Vancouver housing market booming as B.C. reaps gain of Alberta residents
The home price index (HPI) in Greater Vancouver for single-family detached homes hit a record $1,010,000 in January, jumping 8.4 per cent from the same month in 2014. The benchmark HPI, which strips out the most expensive properties, reached a new high of $641,600 last month for detached homes, condos and townhouses sold on the multiple listing service, up 5.5 per cent over the past year.
There were 1,913 existing properties that traded hands last month, up 8.7 per cent from January, 2014, and 14.9 per cent above the 10-year average for January sales volume, the Real Estate Board of Greater Vancouver said Tuesday.
More B.C. residents moved to Alberta than the other way around from 2011 to 2013, but the trend began reversing in the third quarter of last year as the B.C. economy stayed steady. Lower oil prices began hurting Alberta in the second half of 2014.
While international migration to B.C. has been strong since the 1990s, the province saw net losses of residents to other parts of Canada in 2012 and 2013, according to BC Stats.
In the third quarter of 2014, B.C. reaped a net gain of 640 residents from Alberta.
Most people who move to B.C. end up settling in Greater Vancouver and the Fraser Valley. Many proponents of liquefied natural gas exports have opened offices in downtown Vancouver, and if even one or two major LNG projects launch, northwest B.C. will also be attracting a good portion of workers from Alberta’s oil patch.
Jock Finlayson, executive vice-president of the Business Council of British Columbia, predicts that a continued influx of immigrants from overseas and low interest rates will be key drivers behind the Vancouver area’s housing market this year, with interprovincial migration providing an extra boost to population growth.
The lower loonie could also make Vancouver more attractive for buyers from countries such as China and the United States.
British Columbia posted a net gain of more than 37,000 people from other countries and nearly 7,500 residents from other provinces in the first nine months of 2014, according to preliminary data. The number of newcomers to B.C. in those first nine months has already exceeded original forecasts for the full 12 months of 2014.
Mr. Finlayson said that given the robust housing demand, the market will stay healthy this year in Metro Vancouver, especially for detached properties, but the question is: How high will prices go? “We’re pushing at the outer limits of conceivable pricing,” he said.
Detached homes on Vancouver’s west side hit a record HPI of $2,351,300 in January, up 9.6 per cent year-over-year, while the detached price on the city’s east side swelled 12.2 per cent to a new high of $974,500.
Hani Lammam, executive vice-president at Cressey Development Group, said housing affordability needs to be viewed in the context of a much wider area than Vancouver’s west side.
Many newcomers to Vancouver experience sticker shock, so they should broaden their search beyond detached homes and instead consider condos and townhouses in the city and the suburbs, he said.

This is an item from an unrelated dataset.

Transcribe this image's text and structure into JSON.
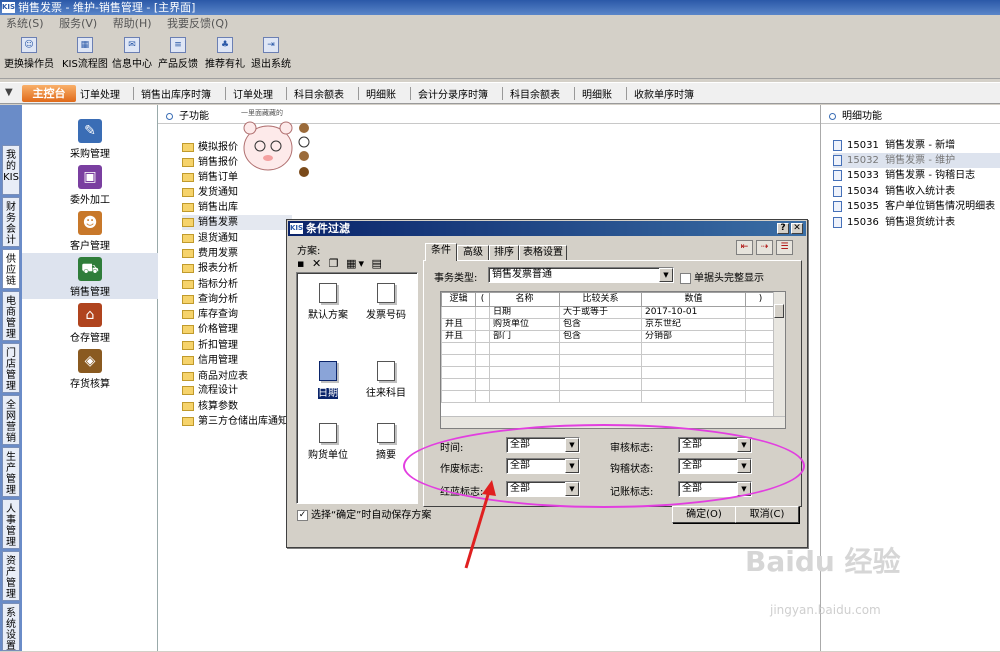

“The affordability issue is front and centre,” Mr. Lammam said. “People tend to think of the west side of Vancouver, but when you look at the region as a whole, there are alternatives.” For instance, the HPI for a condo in Coquitlam reached $264,900 last month, up 2.5 per cent from January, 2014.
In the Fraser Valley, which includes the sprawling and less expensive Vancouver suburb of Surrey, there were 853 residential sales in January on the multiple listing service, up 10.5 per cent from 772 properties sold in the same month last year.

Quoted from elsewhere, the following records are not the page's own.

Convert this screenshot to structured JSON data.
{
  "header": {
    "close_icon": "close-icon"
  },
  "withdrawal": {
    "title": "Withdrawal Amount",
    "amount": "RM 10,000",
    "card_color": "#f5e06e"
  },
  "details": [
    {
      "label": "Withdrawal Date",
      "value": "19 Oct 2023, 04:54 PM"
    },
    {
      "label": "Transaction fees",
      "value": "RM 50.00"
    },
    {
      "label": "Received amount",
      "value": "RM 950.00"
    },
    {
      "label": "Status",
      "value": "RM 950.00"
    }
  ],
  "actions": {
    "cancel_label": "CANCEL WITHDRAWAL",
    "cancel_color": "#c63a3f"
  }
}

January’s HPI for Fraser Valley detached homes climbed to $571,700, up 3.5 per cent year-over-year.
The real-estate industry argues that the HPI provides a better barometer of the housing market. Adding in the high-end sales, the average price for detached properties sold was $659,522 in the Fraser Valley and $1,303,256 in Greater Vancouver.